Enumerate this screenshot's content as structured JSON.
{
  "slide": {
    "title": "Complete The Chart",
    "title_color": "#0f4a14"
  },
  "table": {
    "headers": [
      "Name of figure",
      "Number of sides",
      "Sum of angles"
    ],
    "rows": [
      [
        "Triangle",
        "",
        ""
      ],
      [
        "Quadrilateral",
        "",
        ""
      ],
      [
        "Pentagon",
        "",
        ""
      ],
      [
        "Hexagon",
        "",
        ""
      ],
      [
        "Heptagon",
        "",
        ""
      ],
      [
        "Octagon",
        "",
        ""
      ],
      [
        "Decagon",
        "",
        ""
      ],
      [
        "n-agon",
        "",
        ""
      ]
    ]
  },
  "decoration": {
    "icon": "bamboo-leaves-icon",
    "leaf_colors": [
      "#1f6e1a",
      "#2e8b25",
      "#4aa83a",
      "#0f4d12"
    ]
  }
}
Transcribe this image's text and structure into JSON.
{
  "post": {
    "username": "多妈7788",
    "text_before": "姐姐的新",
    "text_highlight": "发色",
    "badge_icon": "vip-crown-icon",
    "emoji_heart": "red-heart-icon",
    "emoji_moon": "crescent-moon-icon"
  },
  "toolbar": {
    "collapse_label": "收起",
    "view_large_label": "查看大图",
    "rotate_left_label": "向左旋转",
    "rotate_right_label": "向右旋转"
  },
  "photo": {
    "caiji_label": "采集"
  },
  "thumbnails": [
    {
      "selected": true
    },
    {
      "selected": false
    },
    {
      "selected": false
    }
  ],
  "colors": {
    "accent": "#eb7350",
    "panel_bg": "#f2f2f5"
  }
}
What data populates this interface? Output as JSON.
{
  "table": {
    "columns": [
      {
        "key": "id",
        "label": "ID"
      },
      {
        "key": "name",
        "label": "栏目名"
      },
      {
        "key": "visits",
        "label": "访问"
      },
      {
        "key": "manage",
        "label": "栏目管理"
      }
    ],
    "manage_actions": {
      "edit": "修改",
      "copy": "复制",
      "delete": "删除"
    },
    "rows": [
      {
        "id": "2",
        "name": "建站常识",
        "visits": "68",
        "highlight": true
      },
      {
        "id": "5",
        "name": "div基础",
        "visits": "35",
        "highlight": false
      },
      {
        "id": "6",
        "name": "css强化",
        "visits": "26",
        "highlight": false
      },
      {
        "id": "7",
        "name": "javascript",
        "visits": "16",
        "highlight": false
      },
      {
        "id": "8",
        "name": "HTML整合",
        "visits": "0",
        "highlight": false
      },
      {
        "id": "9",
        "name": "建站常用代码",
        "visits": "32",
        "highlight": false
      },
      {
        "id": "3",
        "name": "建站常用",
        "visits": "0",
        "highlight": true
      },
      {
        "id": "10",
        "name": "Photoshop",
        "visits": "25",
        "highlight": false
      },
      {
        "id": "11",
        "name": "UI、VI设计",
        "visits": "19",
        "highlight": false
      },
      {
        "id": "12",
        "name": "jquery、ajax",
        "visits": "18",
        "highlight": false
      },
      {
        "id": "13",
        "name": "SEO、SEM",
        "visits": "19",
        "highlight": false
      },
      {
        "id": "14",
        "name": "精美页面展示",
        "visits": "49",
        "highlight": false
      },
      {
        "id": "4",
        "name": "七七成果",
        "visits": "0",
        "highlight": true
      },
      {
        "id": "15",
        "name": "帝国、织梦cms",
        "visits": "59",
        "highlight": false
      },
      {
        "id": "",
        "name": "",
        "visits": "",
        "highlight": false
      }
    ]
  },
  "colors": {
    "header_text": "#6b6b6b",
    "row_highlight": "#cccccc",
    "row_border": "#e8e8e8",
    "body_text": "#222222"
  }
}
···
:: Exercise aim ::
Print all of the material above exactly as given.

:: Solution below ::
Enumerate this screenshot's content as structured JSON.
{
  "slide": {
    "title": "Complete The Chart",
    "title_color": "#0f4a14"
  },
  "table": {
    "headers": [
      "Name of figure",
      "Number of sides",
      "Sum of angles"
    ],
    "rows": [
      [
        "Triangle",
        "",
        ""
      ],
      [
        "Quadrilateral",
        "",
        ""
      ],
      [
        "Pentagon",
        "",
        ""
      ],
      [
        "Hexagon",
        "",
        ""
      ],
      [
        "Heptagon",
        "",
        ""
      ],
      [
        "Octagon",
        "",
        ""
      ],
      [
        "Decagon",
        "",
        ""
      ],
      [
        "n-agon",
        "",
        ""
      ]
    ]
  },
  "decoration": {
    "icon": "bamboo-leaves-icon",
    "leaf_colors": [
      "#1f6e1a",
      "#2e8b25",
      "#4aa83a",
      "#0f4d12"
    ]
  }
}
Transcribe this image's text and structure into JSON.
{
  "post": {
    "username": "多妈7788",
    "text_before": "姐姐的新",
    "text_highlight": "发色",
    "badge_icon": "vip-crown-icon",
    "emoji_heart": "red-heart-icon",
    "emoji_moon": "crescent-moon-icon"
  },
  "toolbar": {
    "collapse_label": "收起",
    "view_large_label": "查看大图",
    "rotate_left_label": "向左旋转",
    "rotate_right_label": "向右旋转"
  },
  "photo": {
    "caiji_label": "采集"
  },
  "thumbnails": [
    {
      "selected": true
    },
    {
      "selected": false
    },
    {
      "selected": false
    }
  ],
  "colors": {
    "accent": "#eb7350",
    "panel_bg": "#f2f2f5"
  }
}
What data populates this interface? Output as JSON.
{
  "table": {
    "columns": [
      {
        "key": "id",
        "label": "ID"
      },
      {
        "key": "name",
        "label": "栏目名"
      },
      {
        "key": "visits",
        "label": "访问"
      },
      {
        "key": "manage",
        "label": "栏目管理"
      }
    ],
    "manage_actions": {
      "edit": "修改",
      "copy": "复制",
      "delete": "删除"
    },
    "rows": [
      {
        "id": "2",
        "name": "建站常识",
        "visits": "68",
        "highlight": true
      },
      {
        "id": "5",
        "name": "div基础",
        "visits": "35",
        "highlight": false
      },
      {
        "id": "6",
        "name": "css强化",
        "visits": "26",
        "highlight": false
      },
      {
        "id": "7",
        "name": "javascript",
        "visits": "16",
        "highlight": false
      },
      {
        "id": "8",
        "name": "HTML整合",
        "visits": "0",
        "highlight": false
      },
      {
        "id": "9",
        "name": "建站常用代码",
        "visits": "32",
        "highlight": false
      },
      {
        "id": "3",
        "name": "建站常用",
        "visits": "0",
        "highlight": true
      },
      {
        "id": "10",
        "name": "Photoshop",
        "visits": "25",
        "highlight": false
      },
      {
        "id": "11",
        "name": "UI、VI设计",
        "visits": "19",
        "highlight": false
      },
      {
        "id": "12",
        "name": "jquery、ajax",
        "visits": "18",
        "highlight": false
      },
      {
        "id": "13",
        "name": "SEO、SEM",
        "visits": "19",
        "highlight": false
      },
      {
        "id": "14",
        "name": "精美页面展示",
        "visits": "49",
        "highlight": false
      },
      {
        "id": "4",
        "name": "七七成果",
        "visits": "0",
        "highlight": true
      },
      {
        "id": "15",
        "name": "帝国、织梦cms",
        "visits": "59",
        "highlight": false
      },
      {
        "id": "",
        "name": "",
        "visits": "",
        "highlight": false
      }
    ]
  },
  "colors": {
    "header_text": "#6b6b6b",
    "row_highlight": "#cccccc",
    "row_border": "#e8e8e8",
    "body_text": "#222222"
  }
}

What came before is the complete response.